July 30 2014 Latest news:
Story by: JOHN ELWORTHY
Wednesday, April 2, 2014
Fenland Council says its campaign against benefit cheats has resulted in eight prosecutions in the past year, six more in the pipeline, two suspended prison sentences and £160,000 in overpayments detected.
And more than 90 people have been issued with formal cautions or had their benefits reduced following council investigations.
“Anyone guilty of making a fraudulent claim has to repay the money owed in full,” said a council spokesman.
Councillor Michael Humphrey, Cabinet member responsible for finance and benefits, said: “These prosecutions show how seriously we take benefit fraud and how thoroughly we investigate any suspected cases. There is a lot of public money involved.
“However, it is not just about prosecutions - they are a last resort. Our primary focus is on tackling any suspicious cases early, nipping things in the bud and preventing overpayments being made in the first place.”
Two of the most recent cases that have gone to court have led to suspended prison sentences.
In February Rachel Richardson, of Wisbech St Mary, was sentenced to eight months in jail, suspended for 12 months, after pleading guilty to dishonestly claiming more than £31,000 in housing benefit, council tax benefit and income support over more than three years.
Between December 2009 and January 2013 she had claimed the benefits as a single parent, saying that her partner had left her and gone to live in Yorkshire.
But a joint probe with the Department for Work and Pensions revealed that the couple were living together throughout that time.
Two weeks ago, Martin Lacey, of March, also received a suspended prison sentence after pleading guilty to dishonestly claiming more than £16,000 in housing benefit and council tax benefit between September 2008 and April 2013.
He was given a suspended prison sentence of three months for each offence, suspended for 12 months, and ordered to pay a contribution of £200 towards costs and £80 victim surcharge. He will also be required to undergo 12 months of supervision.
Lacey originally claimed the benefits from a rented property after selling his former home in 2007 for more than £60,000. He was told then that he did not qualify for benefits because his capital exceeded £16,000.
In September 2008 he made another claim, saying his capital had dropped to £1,200, and this time he was successful. The claim continued to be paid until 2011, when it was reviewed.
The review revealed that he had twice paid a large amount of rent in advance. Questioned where this money had come from, he said he had borrowed it from his mother and he was paying her back when he got his housing benefit payments.
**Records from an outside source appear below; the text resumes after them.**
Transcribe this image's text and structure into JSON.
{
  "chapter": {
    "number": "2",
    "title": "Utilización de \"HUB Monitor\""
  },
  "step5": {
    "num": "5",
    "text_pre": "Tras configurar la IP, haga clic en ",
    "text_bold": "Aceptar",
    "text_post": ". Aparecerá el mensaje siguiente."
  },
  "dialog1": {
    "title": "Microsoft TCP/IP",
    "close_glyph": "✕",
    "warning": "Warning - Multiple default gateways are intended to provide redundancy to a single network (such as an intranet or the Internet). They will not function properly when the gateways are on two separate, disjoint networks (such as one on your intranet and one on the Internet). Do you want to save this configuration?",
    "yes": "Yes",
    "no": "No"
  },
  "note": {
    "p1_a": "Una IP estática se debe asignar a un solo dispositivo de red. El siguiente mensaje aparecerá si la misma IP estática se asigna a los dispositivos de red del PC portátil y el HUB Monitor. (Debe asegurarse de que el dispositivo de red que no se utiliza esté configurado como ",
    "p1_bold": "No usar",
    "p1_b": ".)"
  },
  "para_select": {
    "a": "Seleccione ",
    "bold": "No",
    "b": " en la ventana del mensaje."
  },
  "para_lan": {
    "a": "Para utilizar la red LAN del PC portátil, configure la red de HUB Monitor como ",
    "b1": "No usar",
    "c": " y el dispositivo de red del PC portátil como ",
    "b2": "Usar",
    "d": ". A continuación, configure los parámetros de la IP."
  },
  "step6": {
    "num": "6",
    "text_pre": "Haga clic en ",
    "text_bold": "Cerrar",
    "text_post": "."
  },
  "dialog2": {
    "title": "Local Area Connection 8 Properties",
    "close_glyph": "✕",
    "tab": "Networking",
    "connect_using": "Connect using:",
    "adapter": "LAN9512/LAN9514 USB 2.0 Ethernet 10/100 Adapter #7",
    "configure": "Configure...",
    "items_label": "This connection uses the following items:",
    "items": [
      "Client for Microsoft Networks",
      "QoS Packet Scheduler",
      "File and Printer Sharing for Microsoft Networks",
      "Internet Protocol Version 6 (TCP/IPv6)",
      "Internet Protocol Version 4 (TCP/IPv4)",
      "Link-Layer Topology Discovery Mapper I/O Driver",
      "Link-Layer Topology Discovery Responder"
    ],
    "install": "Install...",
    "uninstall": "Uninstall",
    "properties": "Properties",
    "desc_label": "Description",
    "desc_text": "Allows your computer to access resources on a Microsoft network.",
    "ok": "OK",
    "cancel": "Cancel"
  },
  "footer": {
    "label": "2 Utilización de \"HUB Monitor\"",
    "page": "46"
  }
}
The investigation also showed that, although he had only ever declared one building society account, he had in fact held several and that his capital had exceeded £16,000 throughout much of his claim.
He said he had not declared the accounts because he didn’t know he had to, nor did he know about the £16,000 capital limit.